> **Element data from apps and pages**:
[Start of Attachment]

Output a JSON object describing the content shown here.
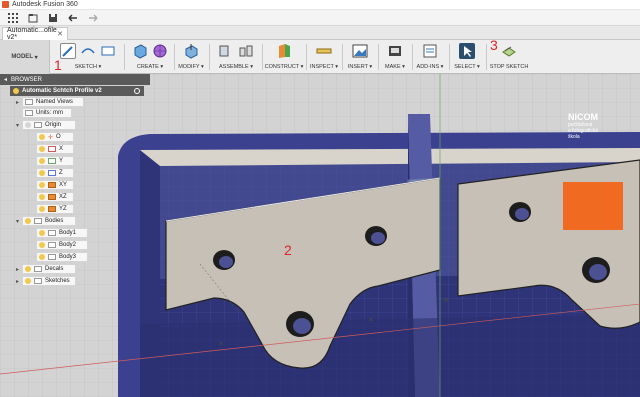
{
  "window": {
    "title": "Autodesk Fusion 360"
  },
  "doc_tab": {
    "label": "Automatic...ofile v2*"
  },
  "toolbar": {
    "model_label": "MODEL",
    "groups": [
      {
        "label": "SKETCH"
      },
      {
        "label": "CREATE"
      },
      {
        "label": "MODIFY"
      },
      {
        "label": "ASSEMBLE"
      },
      {
        "label": "CONSTRUCT"
      },
      {
        "label": "INSPECT"
      },
      {
        "label": "INSERT"
      },
      {
        "label": "MAKE"
      },
      {
        "label": "ADD-INS"
      },
      {
        "label": "SELECT"
      },
      {
        "label": "STOP SKETCH"
      }
    ]
  },
  "annotations": {
    "one": "1",
    "two": "2",
    "three": "3"
  },
  "browser": {
    "header": "BROWSER",
    "root": "Automatic Schtch Profile v2",
    "named_views": "Named Views",
    "units": "Units: mm",
    "origin": "Origin",
    "origin_items": [
      "O",
      "X",
      "Y",
      "Z",
      "XY",
      "XZ",
      "YZ"
    ],
    "bodies": "Bodies",
    "body_items": [
      "Body1",
      "Body2",
      "Body3"
    ],
    "decals": "Decals",
    "sketches": "Sketches"
  },
  "viewport": {
    "logo_title": "NICOM",
    "logo_line1": "počítačová",
    "logo_line2": "a fotografická",
    "logo_line3": "škola"
  },
  "colors": {
    "accent": "#0696d7",
    "box_blue": "#3a3f8f",
    "plate": "#c6bfb4",
    "annotation_red": "#e0242c",
    "logo_orange": "#f06a22"
  }
}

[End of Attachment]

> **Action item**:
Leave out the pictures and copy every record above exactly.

> **Problem solution**:
Output a JSON object describing the content shown here.
{
  "window": {
    "title": "Autodesk Fusion 360"
  },
  "doc_tab": {
    "label": "Automatic...ofile v2*"
  },
  "toolbar": {
    "model_label": "MODEL",
    "groups": [
      {
        "label": "SKETCH"
      },
      {
        "label": "CREATE"
      },
      {
        "label": "MODIFY"
      },
      {
        "label": "ASSEMBLE"
      },
      {
        "label": "CONSTRUCT"
      },
      {
        "label": "INSPECT"
      },
      {
        "label": "INSERT"
      },
      {
        "label": "MAKE"
      },
      {
        "label": "ADD-INS"
      },
      {
        "label": "SELECT"
      },
      {
        "label": "STOP SKETCH"
      }
    ]
  },
  "annotations": {
    "one": "1",
    "two": "2",
    "three": "3"
  },
  "browser": {
    "header": "BROWSER",
    "root": "Automatic Schtch Profile v2",
    "named_views": "Named Views",
    "units": "Units: mm",
    "origin": "Origin",
    "origin_items": [
      "O",
      "X",
      "Y",
      "Z",
      "XY",
      "XZ",
      "YZ"
    ],
    "bodies": "Bodies",
    "body_items": [
      "Body1",
      "Body2",
      "Body3"
    ],
    "decals": "Decals",
    "sketches": "Sketches"
  },
  "viewport": {
    "logo_title": "NICOM",
    "logo_line1": "počítačová",
    "logo_line2": "a fotografická",
    "logo_line3": "škola"
  },
  "colors": {
    "accent": "#0696d7",
    "box_blue": "#3a3f8f",
    "plate": "#c6bfb4",
    "annotation_red": "#e0242c",
    "logo_orange": "#f06a22"
  }
}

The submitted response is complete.